Silas receives a message – a summons even – from the witches of San Francisco demanding his help. Witches are going missing, young witches, and one of them is very close to Edie’s ex-husband and ex-mother-in-law.
As they head to San Francisco they have to uncover a plot that risks the Covenant and save young lives before they get in too deep. But just as frightening, Edie has to confront the shadows of her past, people she hurt long ago and an extremely powerful witch who has every reason to hate her.
As is common with this series, this book is far more about the characters than the story. The book is split into multiple point of view sections – Edie, Mark, Silas and Callie and, again, it does it really well. I know I’ve said it every book, but I don’t think I should stop praising it just because I expect it – it really does work.

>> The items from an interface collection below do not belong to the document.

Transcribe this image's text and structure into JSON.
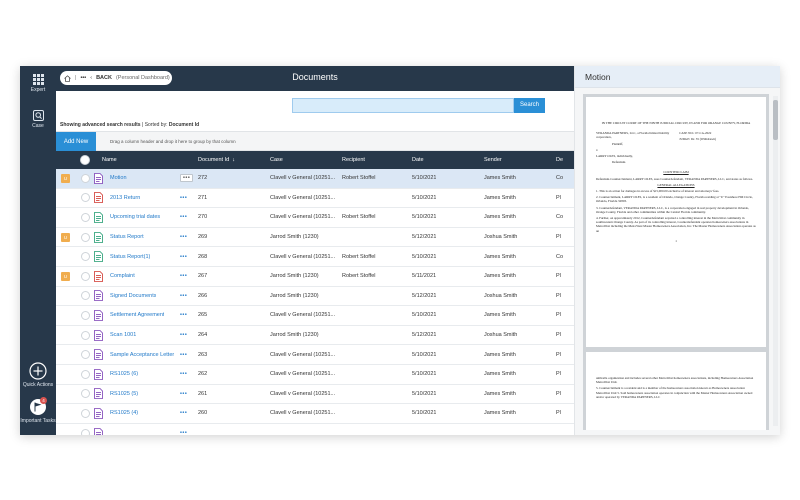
{
  "rail": {
    "expert_label": "Expert",
    "case_label": "Case",
    "quick_actions_label": "Quick Actions",
    "important_tasks_label": "Important Tasks",
    "important_tasks_count": "4"
  },
  "header": {
    "back_label": "BACK",
    "back_sub": "(Personal Dashboard)",
    "title": "Documents"
  },
  "search": {
    "placeholder": "",
    "button_label": "Search"
  },
  "info": {
    "showing": "Showing advanced search results",
    "sorted_by_label": "Sorted by:",
    "sorted_by_value": "Document Id"
  },
  "toolbar": {
    "add_new_label": "Add New",
    "drag_hint": "Drag a column header and drop it here to group by that column"
  },
  "grid": {
    "columns": [
      "Name",
      "Document Id",
      "Case",
      "Recipient",
      "Date",
      "Sender",
      "De"
    ],
    "sort_indicator": "↓",
    "rows": [
      {
        "flag": "U",
        "name": "Motion",
        "id": "272",
        "case": "Clavell v General (10251...",
        "recipient": "Robert Stoffel",
        "date": "5/10/2021",
        "sender": "James Smith",
        "de": "Co",
        "icon": "word",
        "selected": true
      },
      {
        "flag": "",
        "name": "2013 Return",
        "id": "271",
        "case": "Clavell v General (10251...",
        "recipient": "",
        "date": "5/10/2021",
        "sender": "James Smith",
        "de": "Pl",
        "icon": "pdf"
      },
      {
        "flag": "",
        "name": "Upcoming trial dates",
        "id": "270",
        "case": "Clavell v General (10251...",
        "recipient": "Robert Stoffel",
        "date": "5/10/2021",
        "sender": "James Smith",
        "de": "Co",
        "icon": "excel"
      },
      {
        "flag": "U",
        "name": "Status Report",
        "id": "269",
        "case": "Jarrod Smith (1230)",
        "recipient": "",
        "date": "5/12/2021",
        "sender": "Joshua Smith",
        "de": "Pl",
        "icon": "excel"
      },
      {
        "flag": "",
        "name": "Status Report(1)",
        "id": "268",
        "case": "Clavell v General (10251...",
        "recipient": "Robert Stoffel",
        "date": "5/10/2021",
        "sender": "James Smith",
        "de": "Co",
        "icon": "excel"
      },
      {
        "flag": "U",
        "name": "Complaint",
        "id": "267",
        "case": "Jarrod Smith (1230)",
        "recipient": "Robert Stoffel",
        "date": "5/11/2021",
        "sender": "James Smith",
        "de": "Pl",
        "icon": "pdf"
      },
      {
        "flag": "",
        "name": "Signed Documents",
        "id": "266",
        "case": "Jarrod Smith (1230)",
        "recipient": "",
        "date": "5/12/2021",
        "sender": "Joshua Smith",
        "de": "Pl",
        "icon": "word"
      },
      {
        "flag": "",
        "name": "Settlement Agreement",
        "id": "265",
        "case": "Clavell v General (10251...",
        "recipient": "",
        "date": "5/10/2021",
        "sender": "James Smith",
        "de": "Pl",
        "icon": "word"
      },
      {
        "flag": "",
        "name": "Scan 1001",
        "id": "264",
        "case": "Jarrod Smith (1230)",
        "recipient": "",
        "date": "5/12/2021",
        "sender": "Joshua Smith",
        "de": "Pl",
        "icon": "word"
      },
      {
        "flag": "",
        "name": "Sample Acceptance Letter",
        "id": "263",
        "case": "Clavell v General (10251...",
        "recipient": "",
        "date": "5/10/2021",
        "sender": "James Smith",
        "de": "Pl",
        "icon": "word"
      },
      {
        "flag": "",
        "name": "RS1025 (6)",
        "id": "262",
        "case": "Clavell v General (10251...",
        "recipient": "",
        "date": "5/10/2021",
        "sender": "James Smith",
        "de": "Pl",
        "icon": "word"
      },
      {
        "flag": "",
        "name": "RS1025 (5)",
        "id": "261",
        "case": "Clavell v General (10251...",
        "recipient": "",
        "date": "5/10/2021",
        "sender": "James Smith",
        "de": "Pl",
        "icon": "word"
      },
      {
        "flag": "",
        "name": "RS1025 (4)",
        "id": "260",
        "case": "Clavell v General (10251...",
        "recipient": "",
        "date": "5/10/2021",
        "sender": "James Smith",
        "de": "Pl",
        "icon": "word"
      },
      {
        "flag": "",
        "name": "",
        "id": "",
        "case": "",
        "recipient": "",
        "date": "",
        "sender": "",
        "de": "",
        "icon": "word"
      }
    ]
  },
  "row_menu": "•••",
  "docpane": {
    "title": "Motion",
    "page1": {
      "court": "IN THE CIRCUIT COURT OF THE NINTH JUDICIAL CIRCUIT, IN AND FOR ORANGE COUNTY, FLORIDA",
      "party1": "VERANDA PARTNERS, LLC, a Florida limited liability corporation,",
      "plaintiff": "Plaintiff,",
      "vs": "v.",
      "case_no": "CASE NO.: 07-CA-2022",
      "judge": "JUDGE: Dr. 35 (Withdrawn)",
      "party2": "LARRY OLES, individually,",
      "defendant": "Defendant.",
      "intro": "Defendant-Counterclaimant, LARRY OLES, sues Counterdefendant, VERANDA PARTNERS, LLC, and states as follows.",
      "heading1": "COUNTERCLAIM",
      "heading2": "GENERAL ALLEGATIONS",
      "p1": "1.    This is an action for damages in excess of $15,000.00 exclusive of interest and attorneys' fees.",
      "p2": "2.    Counterclaimant, LARRY OLES, is a resident of Orlando, Orange County, Florida residing at \"U\" Eastshore Hill Circle, Orlando, Florida 32803.",
      "p3": "3.    Counterdefendant, VERANDA PARTNERS, LLC, is a corporation engaged in real property development in Orlando, Orange County, Florida and other communities within the Central Florida community.",
      "p4": "4.    Further, on approximately 2012, Counterdefendant acquired a controlling interest in the MetroWest community in southwestern Orange County. As part of its controlling interest, Counterdefendant operates homeowners associations in MetroWest including the MetroWest Master Homeowners Association, Inc. The Master Homeowners Association operates as an",
      "page_number": "1"
    },
    "page2": {
      "p1": "umbrella organization and includes several other MetroWest homeowners associations, including Homeowners Association MetroWest Unit.",
      "p2": "5.    Counterclaimant is a resident and is a member of the homeowners association known as Homeowners Association MetroWest Unit 5. Said homeowners association operates in conjunction with the Master Homeowners Association owned and/or operated by VERANDA PARTNERS, LLC"
    }
  },
  "colors": {
    "rail": "#27384a",
    "accent": "#2a8fd6",
    "flag": "#f0ad4e",
    "link": "#1f78c8",
    "selected_row": "#dbe7f5"
  }
}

Usually this would be jarring but seeing it from several viewpoints really helps see every character to their fullest. Without this insight into everyone’s head, Edie would seem quite emotionless and cold, Silas would seem uncaring and distant, Callie withdrawn and impulsive and Mark just an arsehole. Because we see inside their heads we see far more of the motives behind each character and it makes for both excellent development and complexity – especially when two characters are at odds and you can see both sides have a point.
One good example of this is the trust issues that permeate this book. Because of various woo-woo Silas has secrets that he simply cannot share with the others. Not doesn’t want to, but absolutely cannot. But at the same time the very nature of his training means he requires complete and unflinching trust from the others, without a shred of thought for privacy. This makes for some excellent development and conflict as Callie repeatedly holds back and even Edie has reservations, tempered by her much longer association with Silas.
There’s a lot of complexities and motives among the group with no-one really wrong because everyone has a point and a good reason for thinking what they think and doing what they do.
This book and series continues to be a wonderful subversion of many annoying elements of Urban Fantasy – especially in relation to feeding and control. The bitten in this world hunger, they need to feed. What they feed on differs from bitten to bitten, but common examples are pain, sex, fear, blood, anger – even devotion. Usually if they can feed on it, they have powers relating to it – and a hunger or drive towards causing it
In any other Urban Fantasy, this would be the cue for lots and lots of sexy times as the sex hunger-ers had lots and lots of sex with very little consent and excused it all with woo-woo, lots of guilt or guilt and woo-woo. They may occasionally complain about it, but generally a wonderful time is had by all
That isn’t the case here. Firstly, the hungers are a constant burden on the bitten. That doesn’t mean they angst constantly about it – but that they always have to fight it, they resign themselves to having to feed it. It’s viewed as a tiresome chore to have to feed, something that gets in the way of normal relationships and something that is quite violating and unpleasant. It doesn’t mean the sex is bad, per se, but the fact they’re doing this because they have to and even that they don’t feel particularly attracted to the people they’re having sex with is very clear. This is nicely contrasted with Edie’s actual, genuine relationship showing attraction, lust and affection. Just by showing her genuine emotion and enthusiasm it exposes the hollowness of having to feed their demonic hungers.
And when someone does lose control of their hunger or of their powers, it isn’t seen as something to mope and angst about, it’s seen as a failing. They don’t think “oh pity me” they’re frowned upon for not having better control – even of things like Mark using his powers to see what would make someone angry and unable to resist the urge to say it so he can feed on their rage. They’re bitten, they’re dangerous and they have a duty to control that danger. Failing is just that, a failure to be judged and chided not to be pitied and babied. It’s a nice switch from the usual angsty, woe-is-me depiction we usually have in the genre to a base expectation of taking responsibility for who and what you are.
That’s not to say there isn’t still the chance for redemption and addressing past mistakes- as Edie’s storyline excellently shows with her confronting her ex-husband’s family- but it takes more than guilt. There’s also some nice ongoing character conflict with Edie’s extreme discomfort with her infatuation power while it being the only thing Hatter/Luis can rely on to remain lucid should he ever want to reconnect with his family. What do you do when the only lifeline you can offer someone is a chain?